20-person Choir Sneaks Into Hozier’s Show, Harmonizes on “Take Me to Church.” He Loves It…

Dec 18, 2014 By Abraham 0

At a show in Paris earlier this month Irish singer-songwriter Hozier was treated to a unique surprise. Unbeknownst to him or most of the audience, a radio station and the venue had stationed a 20-member choir as normal audience members in the front row.

Then when he launched into the chorus of his hit song “Take Me to Church,” they joined him as backup singers to his delight and complete surprise…

Xmas Carols with Religion Removed to Avoid Offense…Are Now More Offensive Than Ever

Dec 17, 2014 By Megan Berman 2

If you’re offended by the religion in Christmas Carols, you’re probably taking yourself and your “progressiveness” a little too seriously. But here are some updated songs for you anyway.

Now everyone else can be offended. Merry Christmas…

10-year-old in a Tux Hands Justin Timberlake a Gift on Stage. It Stops the Show…

Dec 16, 2014 By Abraham 0

When a young fan at a recent concert handed Justin Timberlake a small wrapped box, Timberlake paused to open it and to commend the kid for being the coolest guy at the show — which he most certainly was, all dressed up in a white tux.

After Timberlake opened the gift, he had to take a moment to regain his composure…

(The video is sideways at the beginning, but switches midway through.)

“Have Yourself a Merry Little Christmas” Was Meant to Be Sad, so It’s Perfect in a Minor Key

Dec 9, 2014 By Abraham 0

It’s obvious watching Judy Garland sing “Have Yourself a Merry Little Christmas” in the 1944 movie Meet Me in St. Louis that it is a very sad song, so much so that the wish in the title almost seems ironic. But even for this melancholy performance, Garland deemed the original lyrics too depressing and she asked the songwriter Hugh Martin to edit them.

For instance, the lines you know as…

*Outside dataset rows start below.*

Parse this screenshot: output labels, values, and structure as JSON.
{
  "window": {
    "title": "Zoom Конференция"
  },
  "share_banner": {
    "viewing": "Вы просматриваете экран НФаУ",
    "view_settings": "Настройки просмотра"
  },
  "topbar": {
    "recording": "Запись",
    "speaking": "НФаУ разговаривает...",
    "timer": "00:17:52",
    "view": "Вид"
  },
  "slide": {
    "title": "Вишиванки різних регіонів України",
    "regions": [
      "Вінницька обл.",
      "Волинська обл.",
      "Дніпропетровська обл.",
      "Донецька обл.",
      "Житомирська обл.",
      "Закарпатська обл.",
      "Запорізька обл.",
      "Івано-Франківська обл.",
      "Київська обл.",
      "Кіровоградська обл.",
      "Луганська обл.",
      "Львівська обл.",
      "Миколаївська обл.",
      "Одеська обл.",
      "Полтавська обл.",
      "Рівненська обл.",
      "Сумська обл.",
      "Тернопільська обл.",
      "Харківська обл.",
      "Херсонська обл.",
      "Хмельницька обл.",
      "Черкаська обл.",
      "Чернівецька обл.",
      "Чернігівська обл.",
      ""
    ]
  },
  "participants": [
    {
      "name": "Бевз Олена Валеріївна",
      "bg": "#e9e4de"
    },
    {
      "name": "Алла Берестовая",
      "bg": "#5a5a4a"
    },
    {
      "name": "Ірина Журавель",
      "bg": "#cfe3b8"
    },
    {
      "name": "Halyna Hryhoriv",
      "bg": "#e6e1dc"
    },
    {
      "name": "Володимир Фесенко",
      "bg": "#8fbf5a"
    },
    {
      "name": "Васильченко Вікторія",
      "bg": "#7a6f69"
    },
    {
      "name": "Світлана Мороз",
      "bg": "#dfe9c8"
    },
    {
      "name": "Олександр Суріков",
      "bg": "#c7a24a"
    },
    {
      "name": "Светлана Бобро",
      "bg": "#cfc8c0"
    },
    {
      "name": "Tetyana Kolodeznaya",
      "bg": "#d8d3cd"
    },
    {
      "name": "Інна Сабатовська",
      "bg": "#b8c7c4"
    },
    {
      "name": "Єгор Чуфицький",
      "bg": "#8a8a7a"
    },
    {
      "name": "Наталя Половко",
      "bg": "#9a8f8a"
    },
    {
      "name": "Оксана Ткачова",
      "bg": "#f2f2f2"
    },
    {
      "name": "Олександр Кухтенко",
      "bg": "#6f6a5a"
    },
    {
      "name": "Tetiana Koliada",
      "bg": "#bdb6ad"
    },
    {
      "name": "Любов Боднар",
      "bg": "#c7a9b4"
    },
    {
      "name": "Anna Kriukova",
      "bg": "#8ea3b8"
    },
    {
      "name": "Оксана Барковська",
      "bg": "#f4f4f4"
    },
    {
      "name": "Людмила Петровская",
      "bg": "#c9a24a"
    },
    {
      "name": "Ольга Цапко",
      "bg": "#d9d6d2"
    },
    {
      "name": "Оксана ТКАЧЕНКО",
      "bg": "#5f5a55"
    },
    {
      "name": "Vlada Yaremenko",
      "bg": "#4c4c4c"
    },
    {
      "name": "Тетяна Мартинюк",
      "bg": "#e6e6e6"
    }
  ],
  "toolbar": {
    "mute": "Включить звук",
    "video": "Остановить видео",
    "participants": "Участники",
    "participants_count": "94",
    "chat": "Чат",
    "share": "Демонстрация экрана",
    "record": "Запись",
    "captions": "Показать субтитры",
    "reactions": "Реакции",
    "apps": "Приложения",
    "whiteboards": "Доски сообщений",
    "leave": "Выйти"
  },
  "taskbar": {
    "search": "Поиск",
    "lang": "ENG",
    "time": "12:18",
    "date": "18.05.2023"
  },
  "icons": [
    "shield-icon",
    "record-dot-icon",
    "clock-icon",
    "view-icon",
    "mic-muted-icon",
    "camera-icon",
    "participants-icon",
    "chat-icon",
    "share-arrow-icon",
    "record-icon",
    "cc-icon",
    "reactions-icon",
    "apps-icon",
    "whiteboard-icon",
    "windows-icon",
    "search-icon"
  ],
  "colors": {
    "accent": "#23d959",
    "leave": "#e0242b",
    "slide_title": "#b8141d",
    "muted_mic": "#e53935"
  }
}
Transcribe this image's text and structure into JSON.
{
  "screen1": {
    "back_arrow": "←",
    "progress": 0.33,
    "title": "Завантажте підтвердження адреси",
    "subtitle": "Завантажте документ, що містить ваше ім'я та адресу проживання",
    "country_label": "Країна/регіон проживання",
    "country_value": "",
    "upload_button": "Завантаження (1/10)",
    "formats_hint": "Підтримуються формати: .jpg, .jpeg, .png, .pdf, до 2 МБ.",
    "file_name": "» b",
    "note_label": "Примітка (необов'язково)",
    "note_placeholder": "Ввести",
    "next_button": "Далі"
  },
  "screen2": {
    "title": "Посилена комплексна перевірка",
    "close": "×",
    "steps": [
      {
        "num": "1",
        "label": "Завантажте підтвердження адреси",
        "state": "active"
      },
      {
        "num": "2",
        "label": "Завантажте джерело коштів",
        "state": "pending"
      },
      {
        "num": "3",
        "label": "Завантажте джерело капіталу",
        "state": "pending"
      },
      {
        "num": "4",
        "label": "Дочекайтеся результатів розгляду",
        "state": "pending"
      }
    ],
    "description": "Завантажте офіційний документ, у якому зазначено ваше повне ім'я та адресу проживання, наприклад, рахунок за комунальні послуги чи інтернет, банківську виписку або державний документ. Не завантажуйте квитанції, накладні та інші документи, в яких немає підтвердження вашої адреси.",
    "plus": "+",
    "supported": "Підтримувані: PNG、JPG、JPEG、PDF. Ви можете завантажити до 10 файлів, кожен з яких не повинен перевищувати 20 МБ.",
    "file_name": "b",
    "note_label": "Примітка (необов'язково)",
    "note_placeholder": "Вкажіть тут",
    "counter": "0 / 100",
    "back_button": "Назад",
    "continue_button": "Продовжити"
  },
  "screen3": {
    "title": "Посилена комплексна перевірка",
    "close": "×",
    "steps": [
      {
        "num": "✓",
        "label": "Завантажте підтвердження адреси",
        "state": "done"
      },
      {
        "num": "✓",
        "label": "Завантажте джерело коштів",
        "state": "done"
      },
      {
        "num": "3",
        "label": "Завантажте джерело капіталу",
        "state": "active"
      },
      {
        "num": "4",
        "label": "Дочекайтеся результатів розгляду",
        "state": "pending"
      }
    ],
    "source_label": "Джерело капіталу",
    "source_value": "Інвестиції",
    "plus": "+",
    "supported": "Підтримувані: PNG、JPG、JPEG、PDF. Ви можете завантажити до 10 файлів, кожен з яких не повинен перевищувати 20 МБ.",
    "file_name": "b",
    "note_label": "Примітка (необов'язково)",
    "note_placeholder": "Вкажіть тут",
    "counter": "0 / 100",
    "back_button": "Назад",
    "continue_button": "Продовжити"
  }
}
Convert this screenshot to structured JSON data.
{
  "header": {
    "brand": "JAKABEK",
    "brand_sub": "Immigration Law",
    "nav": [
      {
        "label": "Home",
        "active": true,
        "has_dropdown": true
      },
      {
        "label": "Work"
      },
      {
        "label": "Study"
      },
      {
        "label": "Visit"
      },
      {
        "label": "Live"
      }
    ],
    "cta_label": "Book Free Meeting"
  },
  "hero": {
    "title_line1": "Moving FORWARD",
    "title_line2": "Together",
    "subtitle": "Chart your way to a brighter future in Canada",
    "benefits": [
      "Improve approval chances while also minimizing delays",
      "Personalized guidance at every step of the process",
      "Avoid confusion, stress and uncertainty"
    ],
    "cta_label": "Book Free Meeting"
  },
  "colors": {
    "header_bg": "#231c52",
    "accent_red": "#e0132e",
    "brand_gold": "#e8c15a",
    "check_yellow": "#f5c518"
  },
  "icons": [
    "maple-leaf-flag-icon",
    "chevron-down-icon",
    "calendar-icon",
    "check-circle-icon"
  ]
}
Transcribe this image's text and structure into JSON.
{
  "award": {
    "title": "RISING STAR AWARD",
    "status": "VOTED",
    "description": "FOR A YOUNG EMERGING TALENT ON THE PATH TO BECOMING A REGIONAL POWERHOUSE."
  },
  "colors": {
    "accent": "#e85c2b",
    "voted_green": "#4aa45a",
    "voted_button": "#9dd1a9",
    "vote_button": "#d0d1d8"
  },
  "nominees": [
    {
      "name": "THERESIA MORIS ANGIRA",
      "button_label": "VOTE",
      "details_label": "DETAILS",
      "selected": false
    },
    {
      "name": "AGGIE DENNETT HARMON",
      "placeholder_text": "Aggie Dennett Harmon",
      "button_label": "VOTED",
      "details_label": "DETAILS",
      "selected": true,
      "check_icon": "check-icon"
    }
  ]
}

Have yourself a merry little Christmas
Let your heart be light
Next year all our troubles will be out of sight

…were originally…

Have yourself a merry little Christmas
It may be your last
Next year we may all be living in the past.

Then in 1957 when Frank Sinatra wanted to record it, he asked Martin to edit it again to make it still less depressing, explaining to the songwriter that his new album was titled “A Jolly Christmas,” so the songs needed to be…jolly.

Thus the line “Until then we’ll have to muddle through somehow” had to go, to be replaced by the more benign, “Hang a shining star upon the highest bough.”

And that’s how we came to the lyrics we know most commonly nowadays.

Despite the bastardizing “jollification,” the song still maintains its original heavy-heartedness, which is why this new version by Chase Holfelder, in which he transposes the music from a major to a minor key, makes so much sense…